→ Description of the task
Give only the number of lines below that contain the word "回以上接種".

→ Dataset extract
**********
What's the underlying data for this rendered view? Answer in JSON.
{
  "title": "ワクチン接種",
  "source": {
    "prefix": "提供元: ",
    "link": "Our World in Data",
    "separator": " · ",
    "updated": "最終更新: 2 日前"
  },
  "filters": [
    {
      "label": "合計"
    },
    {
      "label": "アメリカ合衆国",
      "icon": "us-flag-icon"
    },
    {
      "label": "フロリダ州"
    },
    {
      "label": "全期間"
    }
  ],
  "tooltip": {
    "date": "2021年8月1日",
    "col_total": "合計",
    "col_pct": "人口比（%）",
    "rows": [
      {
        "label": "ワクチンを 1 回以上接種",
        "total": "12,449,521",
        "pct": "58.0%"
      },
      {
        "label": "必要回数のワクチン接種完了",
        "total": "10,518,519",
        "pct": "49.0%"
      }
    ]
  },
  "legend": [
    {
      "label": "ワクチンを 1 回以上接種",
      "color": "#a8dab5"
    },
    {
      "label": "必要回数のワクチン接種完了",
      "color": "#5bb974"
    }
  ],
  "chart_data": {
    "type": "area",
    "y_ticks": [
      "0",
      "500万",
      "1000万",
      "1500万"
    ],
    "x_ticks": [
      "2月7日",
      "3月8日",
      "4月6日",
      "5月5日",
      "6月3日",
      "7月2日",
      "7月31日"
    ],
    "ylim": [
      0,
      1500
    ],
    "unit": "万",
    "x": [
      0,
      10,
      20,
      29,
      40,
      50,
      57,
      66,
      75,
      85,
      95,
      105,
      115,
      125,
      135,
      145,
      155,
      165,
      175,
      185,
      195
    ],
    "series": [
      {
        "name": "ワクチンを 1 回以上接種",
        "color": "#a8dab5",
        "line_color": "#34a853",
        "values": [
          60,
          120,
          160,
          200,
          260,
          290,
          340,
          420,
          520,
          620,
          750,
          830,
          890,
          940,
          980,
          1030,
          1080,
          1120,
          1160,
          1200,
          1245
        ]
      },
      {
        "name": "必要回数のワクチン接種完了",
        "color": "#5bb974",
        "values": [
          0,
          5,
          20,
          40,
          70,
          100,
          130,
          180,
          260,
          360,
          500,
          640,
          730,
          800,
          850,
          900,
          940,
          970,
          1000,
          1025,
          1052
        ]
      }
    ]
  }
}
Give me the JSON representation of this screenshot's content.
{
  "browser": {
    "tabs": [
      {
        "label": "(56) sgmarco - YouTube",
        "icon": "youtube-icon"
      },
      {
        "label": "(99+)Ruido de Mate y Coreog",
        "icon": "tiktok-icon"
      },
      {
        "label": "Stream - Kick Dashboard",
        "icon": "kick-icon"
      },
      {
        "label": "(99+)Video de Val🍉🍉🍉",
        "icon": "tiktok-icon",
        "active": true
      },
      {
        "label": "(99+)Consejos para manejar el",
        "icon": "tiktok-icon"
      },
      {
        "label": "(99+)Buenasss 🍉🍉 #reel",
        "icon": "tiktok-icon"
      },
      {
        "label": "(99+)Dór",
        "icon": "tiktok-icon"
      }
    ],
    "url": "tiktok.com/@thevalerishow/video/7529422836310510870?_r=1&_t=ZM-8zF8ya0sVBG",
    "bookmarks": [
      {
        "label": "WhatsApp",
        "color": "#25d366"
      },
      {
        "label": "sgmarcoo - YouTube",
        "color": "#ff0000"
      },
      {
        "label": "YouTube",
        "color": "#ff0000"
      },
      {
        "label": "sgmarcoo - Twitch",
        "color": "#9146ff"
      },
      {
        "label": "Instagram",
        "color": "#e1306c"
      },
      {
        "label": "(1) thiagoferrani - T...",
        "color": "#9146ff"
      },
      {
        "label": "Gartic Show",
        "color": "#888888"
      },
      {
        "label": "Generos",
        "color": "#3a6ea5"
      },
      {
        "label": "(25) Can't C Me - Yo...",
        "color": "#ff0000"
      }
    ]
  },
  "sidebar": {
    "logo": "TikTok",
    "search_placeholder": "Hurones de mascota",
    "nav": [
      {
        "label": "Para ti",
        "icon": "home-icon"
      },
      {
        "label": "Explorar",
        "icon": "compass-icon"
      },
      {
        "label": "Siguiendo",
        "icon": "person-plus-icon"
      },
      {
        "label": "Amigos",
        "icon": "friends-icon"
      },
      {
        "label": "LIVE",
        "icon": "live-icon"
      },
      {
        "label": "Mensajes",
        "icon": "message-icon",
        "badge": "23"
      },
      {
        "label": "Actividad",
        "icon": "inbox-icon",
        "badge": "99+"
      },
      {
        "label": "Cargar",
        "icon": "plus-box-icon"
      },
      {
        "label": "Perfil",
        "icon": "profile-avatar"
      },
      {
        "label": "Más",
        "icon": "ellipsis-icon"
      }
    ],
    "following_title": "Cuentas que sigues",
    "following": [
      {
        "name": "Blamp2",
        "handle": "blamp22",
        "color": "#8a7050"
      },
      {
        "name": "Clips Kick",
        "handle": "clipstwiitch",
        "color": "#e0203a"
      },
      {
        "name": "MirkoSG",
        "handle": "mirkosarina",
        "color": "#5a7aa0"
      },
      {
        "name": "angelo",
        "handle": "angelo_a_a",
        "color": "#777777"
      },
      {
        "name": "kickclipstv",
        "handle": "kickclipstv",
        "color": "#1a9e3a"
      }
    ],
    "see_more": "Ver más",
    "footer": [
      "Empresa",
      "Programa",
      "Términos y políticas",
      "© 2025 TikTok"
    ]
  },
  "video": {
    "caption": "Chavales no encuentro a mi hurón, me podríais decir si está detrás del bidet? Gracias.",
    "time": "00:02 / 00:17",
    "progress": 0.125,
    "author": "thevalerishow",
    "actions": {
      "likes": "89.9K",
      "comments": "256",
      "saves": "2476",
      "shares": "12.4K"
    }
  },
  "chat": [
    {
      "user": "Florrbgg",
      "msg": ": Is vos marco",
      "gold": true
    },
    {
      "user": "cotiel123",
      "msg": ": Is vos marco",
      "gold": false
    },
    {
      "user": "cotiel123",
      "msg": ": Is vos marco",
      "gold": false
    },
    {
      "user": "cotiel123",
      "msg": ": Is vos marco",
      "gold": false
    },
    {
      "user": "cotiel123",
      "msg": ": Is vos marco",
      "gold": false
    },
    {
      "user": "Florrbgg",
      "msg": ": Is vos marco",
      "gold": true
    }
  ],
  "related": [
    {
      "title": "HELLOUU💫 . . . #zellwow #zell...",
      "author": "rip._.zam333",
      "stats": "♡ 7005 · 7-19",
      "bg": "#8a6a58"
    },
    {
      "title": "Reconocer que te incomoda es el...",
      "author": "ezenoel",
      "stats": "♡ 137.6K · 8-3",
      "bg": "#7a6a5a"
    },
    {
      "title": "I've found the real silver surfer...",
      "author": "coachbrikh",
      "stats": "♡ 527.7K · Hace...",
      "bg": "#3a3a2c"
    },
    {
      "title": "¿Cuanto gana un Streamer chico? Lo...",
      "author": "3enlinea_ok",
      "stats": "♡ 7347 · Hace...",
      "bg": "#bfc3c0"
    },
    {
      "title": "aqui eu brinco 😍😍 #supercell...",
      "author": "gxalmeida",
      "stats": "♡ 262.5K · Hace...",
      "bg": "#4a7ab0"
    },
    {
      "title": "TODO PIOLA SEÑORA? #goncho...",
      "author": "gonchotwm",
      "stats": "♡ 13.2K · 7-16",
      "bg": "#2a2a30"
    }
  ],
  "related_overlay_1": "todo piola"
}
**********
→ Task result
3